As the weather warms, kids venture outdoors. Outside play is essential for healthy childhood development, and playgrounds are great places for children to have fun, explore and grow. After all, children learn best through play and need safe opportunities to take risks, test their limits and learn new skills.
When not used properly or if a child isn’t quite ready, playground equipment can pose risk for injuries, including concussions. Being able to respond to playground accidents promptly and appropriately is an important skill set for all parents during the warmer months!
What is a concussion?
According to the CDC, “A concussion is a type of traumatic brain injury—or TBI— caused by a bump, blow, or jolt to the head or by a hit to the body that causes the head and brain to move quickly back and forth. This fast movement can cause the brain to bounce around or twist in the skull, creating chemical changes in the brain.”
How can I help prevent playground injuries?
Use this commonsense checklist to improve playground safety.
- Choose the right playground equipment for your child’s age and skills.
- Check that playground equipment has soft material underneath, like wood chips, sand, rubber, or mulch. Soft surfaces lessen risk of injury.
- Check the area for things that might trip your child like tree stumps or rocks.
- Make sure there are guardrails to help prevent falls.
- Dress your child properly for the playground – no necklaces, scarves, purses or clothing that could get caught around their neck or pose a hazard.
- Use play equipment properly. Never climb up slides (use the ladder or stairs instead), and never jump from the swings or the top of the slide.
- Children are more likely to get a concussion or other serious injury when using the Monkey bars, climbing equipment and swings. It’s best to supervise your child closely while they play and assist them if they are still learning.
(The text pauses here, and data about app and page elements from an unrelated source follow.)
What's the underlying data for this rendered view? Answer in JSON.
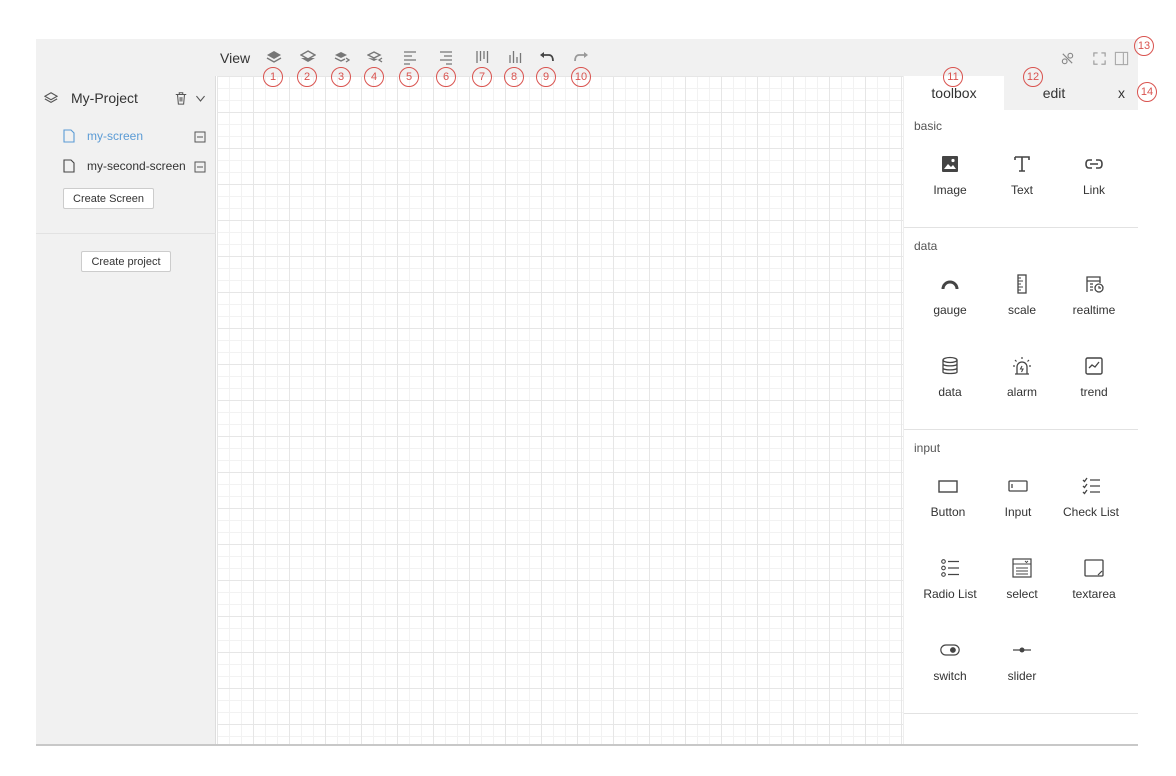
{
  "toolbar": {
    "view_label": "View",
    "icons": [
      "layer-up-icon",
      "layer-down-icon",
      "bring-forward-icon",
      "send-backward-icon",
      "align-left-icon",
      "align-right-icon",
      "distribute-horizontal-icon",
      "distribute-vertical-icon",
      "undo-icon",
      "redo-icon"
    ],
    "right_icons": [
      "disconnect-icon",
      "fullscreen-icon",
      "panel-toggle-icon"
    ]
  },
  "sidebar": {
    "project_name": "My-Project",
    "screens": [
      {
        "label": "my-screen",
        "active": true
      },
      {
        "label": "my-second-screen",
        "active": false
      }
    ],
    "create_screen_label": "Create Screen",
    "create_project_label": "Create project"
  },
  "panel": {
    "tabs": [
      {
        "label": "toolbox",
        "active": true
      },
      {
        "label": "edit",
        "active": false
      },
      {
        "label": "x",
        "active": false
      }
    ],
    "sections": [
      {
        "title": "basic",
        "items": [
          {
            "label": "Image",
            "icon": "image-icon"
          },
          {
            "label": "Text",
            "icon": "text-icon"
          },
          {
            "label": "Link",
            "icon": "link-icon"
          }
        ]
      },
      {
        "title": "data",
        "items": [
          {
            "label": "gauge",
            "icon": "gauge-icon"
          },
          {
            "label": "scale",
            "icon": "scale-icon"
          },
          {
            "label": "realtime",
            "icon": "realtime-icon"
          },
          {
            "label": "data",
            "icon": "database-icon"
          },
          {
            "label": "alarm",
            "icon": "alarm-icon"
          },
          {
            "label": "trend",
            "icon": "trend-icon"
          }
        ]
      },
      {
        "title": "input",
        "items": [
          {
            "label": "Button",
            "icon": "button-icon"
          },
          {
            "label": "Input",
            "icon": "input-icon"
          },
          {
            "label": "Check List",
            "icon": "checklist-icon"
          },
          {
            "label": "Radio List",
            "icon": "radiolist-icon"
          },
          {
            "label": "select",
            "icon": "select-icon"
          },
          {
            "label": "textarea",
            "icon": "textarea-icon"
          },
          {
            "label": "switch",
            "icon": "switch-icon"
          },
          {
            "label": "slider",
            "icon": "slider-icon"
          }
        ]
      }
    ]
  },
  "callouts": [
    "1",
    "2",
    "3",
    "4",
    "5",
    "6",
    "7",
    "8",
    "9",
    "10",
    "11",
    "12",
    "13",
    "14"
  ],
  "colors": {
    "accent": "#5b9bd5",
    "callout": "#d9534f",
    "chrome": "#f1f1f1"
  }
}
How can I spot a severe injury?
If a fall has occurred, check for the following signs of a serious head injury BEFORE picking up your child.
- Loss of consciousness
- Bruising or swelling along the head, or obvious skull fracture
- In a baby, swelling of the soft spot
If any of these signs are present, call 911 for emergency assistance. Stay with your child until help arrives, but do not move the child as another injury might have occurred.
Other danger signs to watch for after a fall include:
- One pupil larger than the other.
- Drowsiness or inability to wake up.
- A headache that gets worse and does not go away.
- Slurred speech, weakness, numbness, or decreased coordination.
- Unusual behavior, increased confusion, restlessness, or agitation.
If any of these are present, seek emergency medical care right away.
What are the signs of a concussion?
Your child might have sustained a concussion if the following signs of symptoms occur:
Signs You Might Observe:
- Appears dazed or stunned.
- Is easily confused.
- Moves clumsily.
- Answers questions slowly.
- Loses consciousness (even briefly).
- Shows mood, behavior, or personality changes.
- Can’t recall events prior to or after a hit or fall.
Symptoms Your Child Might Report:
- Headache or “pressure” in head.
- Nausea or vomiting.
- Balance problems or dizziness, or double or blurry vision.
- Bothered by light or noise.
- Feeling sluggish, hazy, foggy, or groggy.
- Confusion, or concentration or memory problems.
- Just not “feeling right.”
If you see any of these signs or symptom and think your child has a concussion or other serious head injury, seek medical help right away.
Signs and symptoms may show up right after the injury, or they may not appear until hours or days later. Once the 24-hour mark has passed, the chance of a serious injury is low. After a fall, children, especially babies are more likely to want to sleep. Whether they have a minor head injury/concussion or not, it is not necessary to keep them awake. Instead, try to wake them every two to three hours to make sure they are arousable.
Most children who experience a concussion recover fully and feel better within a few weeks, while others will have symptom for months or longer. If you’re concerned for any reason, seek medical attention after a playground injury!
Most importantly, enjoy outdoor time with the kids. Adopting a commonsense approach to playground play goes a long way in preventing injuries. And while accidents do happen, don’t be scared! Be vigilant and prepared to ensure quick and effective treatment for your child this summer season.
Safety of School Playgrounds: Field Analysis From a Randomized Sample.Olsen H, Kennedy E.J Sch Nurs. 2020 Oct;36(5):369-375. doi: 10.1177/1059840519827364. Epub 2019 Feb 5.PMID: 30722719
Hudson S, Thompson D, Mack MG.J Sch Nurs. 1999 Aug;15(3):30-3.